ISLAMABAD: “It’s everyman for himself in the mountains,” said Press Secretary, Alpine Club of Pakistan, Karrar Haidri, while responding to criticism from a Polish climber who tried to search for Olek Ostrowski who disappeared while descending on his snowboard from Gasherbrum II.
Ostrowski was part of the polish team who intended to conquer the Gasherbrum II, the world’s 13th highest mountain at 8,035 metres.
Voicing his concern on a Polish news site, the Polish climber, Andrzej Bargiel, expressed his disappointment over the lukewarm response from his other mates when he tried to gather a team to search for the 27-year-old climber.
“It is still not clear what happened to Olek Ostrowski who vanished on GII last week,” said Karrar Haidri.

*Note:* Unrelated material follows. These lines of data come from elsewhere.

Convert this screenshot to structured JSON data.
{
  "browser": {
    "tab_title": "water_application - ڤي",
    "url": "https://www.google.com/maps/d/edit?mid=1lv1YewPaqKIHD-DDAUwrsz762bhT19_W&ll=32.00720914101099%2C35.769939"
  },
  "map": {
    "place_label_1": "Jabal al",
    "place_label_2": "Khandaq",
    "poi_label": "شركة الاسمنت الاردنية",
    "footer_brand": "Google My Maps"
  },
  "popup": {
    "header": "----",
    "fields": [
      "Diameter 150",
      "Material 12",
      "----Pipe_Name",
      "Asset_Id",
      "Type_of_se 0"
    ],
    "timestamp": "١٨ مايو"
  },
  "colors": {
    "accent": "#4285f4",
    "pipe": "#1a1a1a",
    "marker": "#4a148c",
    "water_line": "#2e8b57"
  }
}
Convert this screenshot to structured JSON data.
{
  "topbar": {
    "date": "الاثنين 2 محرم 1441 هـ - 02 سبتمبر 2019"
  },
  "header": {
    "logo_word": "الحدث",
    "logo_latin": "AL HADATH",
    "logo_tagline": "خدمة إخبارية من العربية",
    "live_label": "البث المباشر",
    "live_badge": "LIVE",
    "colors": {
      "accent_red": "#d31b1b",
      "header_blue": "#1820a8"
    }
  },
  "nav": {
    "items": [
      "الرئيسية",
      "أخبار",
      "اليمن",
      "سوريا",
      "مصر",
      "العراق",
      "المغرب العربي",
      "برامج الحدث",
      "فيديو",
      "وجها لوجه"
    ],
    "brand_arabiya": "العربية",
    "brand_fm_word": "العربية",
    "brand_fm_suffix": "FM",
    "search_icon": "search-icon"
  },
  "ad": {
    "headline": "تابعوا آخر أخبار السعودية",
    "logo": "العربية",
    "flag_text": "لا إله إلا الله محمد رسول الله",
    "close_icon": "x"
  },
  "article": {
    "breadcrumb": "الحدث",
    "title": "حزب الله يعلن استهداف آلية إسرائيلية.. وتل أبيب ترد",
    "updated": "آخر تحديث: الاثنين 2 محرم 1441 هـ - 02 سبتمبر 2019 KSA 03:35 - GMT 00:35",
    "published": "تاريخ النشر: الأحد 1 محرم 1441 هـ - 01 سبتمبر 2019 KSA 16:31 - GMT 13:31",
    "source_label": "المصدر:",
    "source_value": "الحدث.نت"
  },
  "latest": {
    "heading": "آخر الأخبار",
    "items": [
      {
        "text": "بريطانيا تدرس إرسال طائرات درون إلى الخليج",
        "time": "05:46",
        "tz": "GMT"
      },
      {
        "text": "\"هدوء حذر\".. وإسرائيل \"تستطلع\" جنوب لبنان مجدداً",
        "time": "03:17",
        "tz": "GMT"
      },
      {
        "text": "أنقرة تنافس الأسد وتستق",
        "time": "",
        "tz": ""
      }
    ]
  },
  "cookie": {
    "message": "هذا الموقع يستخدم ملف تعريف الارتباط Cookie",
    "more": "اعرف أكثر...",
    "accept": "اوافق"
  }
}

According to ACP, Olek Ostrowski was in the front navigating a huge snow block just below camp II, when he got his snowboard broken and vanished, possibly in a snow slide or falling into a crevasse.
His mate reportedly called out for him in vain and then descended to the base camp.
Andrzej Bargiel explained at the online Polish news site that he rushed to the peak with his climbing mate Dariusz Zaluski to assist in the search for the climber.
Except for three high altitude porters, no mountaineer on the mountain helped in the search for Olek Ostrowski.
According to Andrzej Bargiel, he tried to organise a search mission with the aid of Sherpas (climbing guides) since he had not climbed the peak himself but the Pakistan Army closed the mountain for expedition.
However, the Alpine Club has refused to confirm the reports that the mountain has been closed for expedition.
Andrzej Bargiel, who had just returned to Broad Peak base camp after a tiring ascent, rushed to Gasherbrum as soon as he heard about the accident of the Polish climber gone missing.
While responding to questions from the Polish news site, Andrzej Bargiel, expressed his disgust at the attitude of climbers who declined to assist in the search operation.
“No one feels obliged to help out,” said a disappointed Andrzej Bargiel who is the only climber to have reached the Broad Peak this year and skied down the slope.
“How is it less risky to try and help a mate than go for the summit,” the climber asked, adding, “The value of trying to save a life should be greater than capturing the peak.”
In spite of Andrzej Bergiel pleading with the liaison officer for three hours to let him go up with Sherpas to search for the missing climber, Gasherbrum II was declared closed on the order of the army.
“The standards that prevail in the mountains right now are very sad,” the Polish mountaineer concluded, hoping for a change.
ACP said that it would have more news from climbers who have started returning to base camps and are gradually reaching Islamabad for departure to their homes in Europe.
Published in Dawn, August 3rd, 2015